NEW — 10:35 a.m. Aug. 4, 2015
By November, the city administration plans to name a resident advisory committee to study and propose a ballot issue to raise up to $96 million for Issaquah transportation projects.
The city could go to voters with anything from a bond sale to a local sales tax. Of the several options presented, a 0.20 percent sales tax would rake in the most, about $75 million, according to information presented by city Finance Director Diane Marcotte.
City officials hope to have something on the ballot by November 2016.
To be named by Mayor Fred Butler, the advisory committee will begin meeting either late this year or early in 2016. Butler expects a recommendation to present to council by mid-2016. Officials have not determined how many people will serve on the committee, said Emily Moon, deputy city administrator. The City Council will have the last say on any ballot issue and will need to vote to present any question to voters. Read more

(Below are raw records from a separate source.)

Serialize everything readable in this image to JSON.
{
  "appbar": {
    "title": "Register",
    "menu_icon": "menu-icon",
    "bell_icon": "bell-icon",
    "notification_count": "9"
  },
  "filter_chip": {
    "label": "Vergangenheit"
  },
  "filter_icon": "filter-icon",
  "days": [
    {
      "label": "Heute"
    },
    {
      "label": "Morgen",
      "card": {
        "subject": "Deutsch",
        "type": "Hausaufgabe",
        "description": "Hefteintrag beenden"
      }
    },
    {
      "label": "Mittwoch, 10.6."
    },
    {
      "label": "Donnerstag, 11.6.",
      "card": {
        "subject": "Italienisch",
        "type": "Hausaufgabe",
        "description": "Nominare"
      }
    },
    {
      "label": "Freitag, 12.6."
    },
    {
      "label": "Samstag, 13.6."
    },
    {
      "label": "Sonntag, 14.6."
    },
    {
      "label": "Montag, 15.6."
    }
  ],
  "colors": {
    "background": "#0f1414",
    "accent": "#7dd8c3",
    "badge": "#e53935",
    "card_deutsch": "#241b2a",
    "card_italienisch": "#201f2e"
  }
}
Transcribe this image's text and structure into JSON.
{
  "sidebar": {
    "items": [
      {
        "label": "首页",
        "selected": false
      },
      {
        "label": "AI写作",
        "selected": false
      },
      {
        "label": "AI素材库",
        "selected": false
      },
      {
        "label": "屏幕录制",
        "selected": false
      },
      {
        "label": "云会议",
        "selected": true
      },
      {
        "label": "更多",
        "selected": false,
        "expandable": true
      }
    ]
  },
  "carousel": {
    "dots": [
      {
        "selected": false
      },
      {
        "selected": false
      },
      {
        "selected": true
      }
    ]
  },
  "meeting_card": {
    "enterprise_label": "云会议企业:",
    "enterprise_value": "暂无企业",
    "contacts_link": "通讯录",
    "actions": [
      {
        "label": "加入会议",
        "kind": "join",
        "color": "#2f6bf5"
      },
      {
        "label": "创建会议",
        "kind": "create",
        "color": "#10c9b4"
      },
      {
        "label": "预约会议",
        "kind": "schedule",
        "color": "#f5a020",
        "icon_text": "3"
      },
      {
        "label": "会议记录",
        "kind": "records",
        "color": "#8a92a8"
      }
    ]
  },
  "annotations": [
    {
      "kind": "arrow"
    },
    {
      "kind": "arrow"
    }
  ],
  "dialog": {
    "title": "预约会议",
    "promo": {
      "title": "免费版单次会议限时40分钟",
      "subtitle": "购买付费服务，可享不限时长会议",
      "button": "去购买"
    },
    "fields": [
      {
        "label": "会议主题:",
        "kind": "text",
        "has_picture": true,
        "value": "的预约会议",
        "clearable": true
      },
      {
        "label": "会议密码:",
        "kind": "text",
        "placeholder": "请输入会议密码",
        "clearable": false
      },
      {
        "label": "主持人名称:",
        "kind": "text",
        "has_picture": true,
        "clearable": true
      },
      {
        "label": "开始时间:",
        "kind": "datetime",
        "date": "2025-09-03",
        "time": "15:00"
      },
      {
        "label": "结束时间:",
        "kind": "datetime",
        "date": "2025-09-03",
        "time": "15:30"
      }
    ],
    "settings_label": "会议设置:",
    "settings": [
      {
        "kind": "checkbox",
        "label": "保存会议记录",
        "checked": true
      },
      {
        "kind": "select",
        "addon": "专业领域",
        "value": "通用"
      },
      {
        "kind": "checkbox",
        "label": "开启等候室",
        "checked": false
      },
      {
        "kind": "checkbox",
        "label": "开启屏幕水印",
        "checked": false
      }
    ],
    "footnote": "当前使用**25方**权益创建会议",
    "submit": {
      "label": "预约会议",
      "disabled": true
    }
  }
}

November 19, 2013
Highlighted pieces of the mayor’s proposed budget faced a City Council chopping block before they reached a final public hearing.
A plan to remodel the Tibbett’s Creek Manor kitchen, funding for a city business marketing plan and a feasibility study for a city campus were all voted down in the Nov. 7 council work session.
After extended conversations, in which the phrase “financial sustainability” was repeatedly used, the council asked the city’s Finance Department to lop $300,000 off the draft budget. Finance Director Diane Marcotte said the council created the figure with the end of 2014 in mind.
November 12, 2013
Issaquah could hike property taxes for the first time in eight years.
The mayor’s proposed budget includes a 1 percent increase, the maximum allowed under state law. The increase would add just over 1 cent per thousand to the tax rate, which would mean an annual increase of $3.83 on a $440,000 home if passed. The city last pursued an increase in 2006.
“Inflation has been incurring year after year,” Finance Director Diane Marcotte said, giving a rate of 1.9 percent annually. “I think the mayor wanted to include the 1 percent property tax because it helps to offset the increase of inflation.”
It would add an estimated $70,000 in revenue to city coffers.